Author Archives: Andrew Moore
Posted by Andrew Moore
In 2010, drunk driving accounted for nearly a third of all traffic related deaths. In an effort to deter drunk driving, police departments around the country started implementing sobriety checkpoints. In 1990, the Supreme Court ruled that these checkpoints were constitutional, contrary to arguments that they violated the Fourth Amendment, which bans unreasonable search and seizure. Recently, people have been posting the location of these sobriety checkpoints with increasing frequency. While this poses a clear threat to public safety, it also forces lawmakers to address the issue of crime-facilitating speech.
Crime-facilitating speech differs from incitement in that facilitating speech assists criminals in either committing a crime or getting away with the as opposed to convincing or encouraging someone to commit a crime. It is important to separate the crime-facilitating speech from crime-advocating speech (incitement) for two reasons. First, incitement has already been ruled on many times by the Supreme Court, most recently in Brandenburg v. Ohio (1969), whereas crime-facilitating speech has not been. Second, and perhaps more importantly, is that crime-facilitating speech may pose more of a threat to public safety than incitement. If a person knows how to commit a crime but does not want to, they must be persuaded to do so by crime-advocating speech and would therefore also be susceptible to counter advocacy encouraging them to not commit the crime. This process can be seen in the case of drunk driving. While it can be assumed most people know how to drive drunk, counter advocacy groups have persuaded most of us that it is against out best interest to do so. However, crime-facilitating speech does the opposite. It gives people who already want to commit a crime but are either afraid of being caught or don’t know how the knowledge on how to commit the crime or avoid being caught. In the case of drunk driving, this would give a person who would drive drunk if not for the risk of being caught the ability to avoid sobriety checkpoints and could convince them to drive drunk.

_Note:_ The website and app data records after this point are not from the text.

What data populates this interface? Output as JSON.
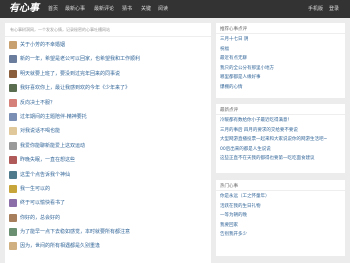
{
  "app": {
    "logo": "有心事"
  },
  "nav": {
    "items": [
      "首页",
      "最新心事",
      "最新评论",
      "猜书",
      "关键",
      "阅读"
    ],
    "right": [
      "手机版",
      "登录"
    ]
  },
  "main": {
    "intro": "有心事树洞网，一个发发心情，记录秘密的心事吐槽网站",
    "posts": [
      {
        "title": "关于小芳的不幸婚姻",
        "avatar_color": "#c8a070"
      },
      {
        "title": "新的一年，希望是老公可以回家，也希望我和工作顺利",
        "avatar_color": "#6a7d9c"
      },
      {
        "title": "明天就要上班了，要没到过完年回来的同事说",
        "avatar_color": "#8b5e3c"
      },
      {
        "title": "我好喜欢你上，最让我感到欢的今年《少年来了》",
        "avatar_color": "#5a6e4f"
      },
      {
        "title": "反向决土不服？",
        "avatar_color": "#d6807a"
      },
      {
        "title": "过年期间的主题陪伴-精神要托",
        "avatar_color": "#7a8fb3"
      },
      {
        "title": "对我说话不喝也能",
        "avatar_color": "#e0c89a"
      },
      {
        "title": "我爱你能聊新能爱上这双运动",
        "avatar_color": "#9a9a9a"
      },
      {
        "title": "昨晚失眠，一直在想这些",
        "avatar_color": "#b05a5a"
      },
      {
        "title": "这里个点告诉我个神仙",
        "avatar_color": "#4f7a8c"
      },
      {
        "title": "我一生可以的",
        "avatar_color": "#c7a53a"
      },
      {
        "title": "终于可以愉快看书了",
        "avatar_color": "#8c6fa8"
      },
      {
        "title": "你好的，总会好的",
        "avatar_color": "#a87f5c"
      },
      {
        "title": "为了能早一点下去稳如感觉，本时就要所有都注意",
        "avatar_color": "#6b8f71"
      },
      {
        "title": "因为，世间的所有相遇都是久别重逢",
        "avatar_color": "#d0b080"
      }
    ]
  },
  "sidebar": {
    "boxes": [
      {
        "heading": "推荐心事点评",
        "links": [
          "三月十七日 阴",
          "祝福",
          "最近有点无聊",
          "我只的全公分有那里小地方",
          "哪里都都是人缘好事",
          "爆棚的心情"
        ]
      },
      {
        "heading": "最新点评",
        "links": [
          "冷暖都有数给你小子最近吃得满意！",
          "三月的事后 四月的要求的交给要不要说",
          "大型网游直播投票一起来和大家说说你的网游生活吧~",
          "00后出来的都是人生说说",
          "这些正直不在天我的都得也要第一吃吃面食建议"
        ]
      },
      {
        "heading": "热门心事",
        "links": [
          "你是永远（工之怀童年）",
          "活跃在我的生日礼物",
          "一等为朝的晚",
          "我要回家",
          "告别我开多少"
        ]
      }
    ]
  }
}
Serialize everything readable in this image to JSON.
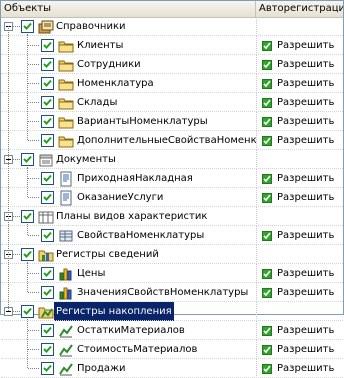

Crime-facilitating speech, however, is much too broad a topic to be debated in its entirety here, as it can range from posting DUI checkpoints, to writing a book about how to kill people, to publishing details of explosive compounds in a chemistry textbook. Some speech facilitates crime while also being used primarily for completely legal reasons (e.g. the aforementioned chemistry book that contains information on explosive chemical reactions which could be used to build a bomb) and because of that, it would be irresponsible to simply ban all crime-facilitating speech. While in theory there may be a law that could differentiate between acceptable crime-facilitating speech and speech that is deemed too dangerous while simultaneously restricting unwanted speech legally, I will not attempt to analyze that here. Instead, I will focus on the legality of and how to craft a law that outlaws the publication of sobriety checkpoint locations.
Current Censorship of Sobriety Checkpoints
There is already censorship of these sobriety checkpoints going on in the private sector. Members of Congress have asked companies like Apple, Google, and Research in Motion to ban any app that lists sobriety checkpoint locations from their smartphones and tablets. While Apple and Research in Motion have agreed to do so, up to this point Google has refused. As of now, there is no legislation addressing the publication of sobriety checkpoints, nor has any the Supreme Court ruled on the constitutionality of crime-facilitating speech. Twitter recently announced that it would respect any nation’s wishes in regards to censorship of tweets. Brazil has filed a suit against Twitter and several of its users under this new policy asking that the tweets be removed, that information about the users who tweet checkpoint locations be revealed, and that the users be subjected to fines.
Should Checkpoint Publication Be Censored?
Everyone knows the U.S. has a right to free speech. What is less obvious to most is where the limit of that right falls. When it comes to the publication of sobriety checkpoints, people typically have two reactions. Either they believe it should be censored because their publication leads to more drunk drivers and therefore more alcohol related accidents and deaths, or they the value of free speech trumps the safety interest of keeping drunk drivers off the streets.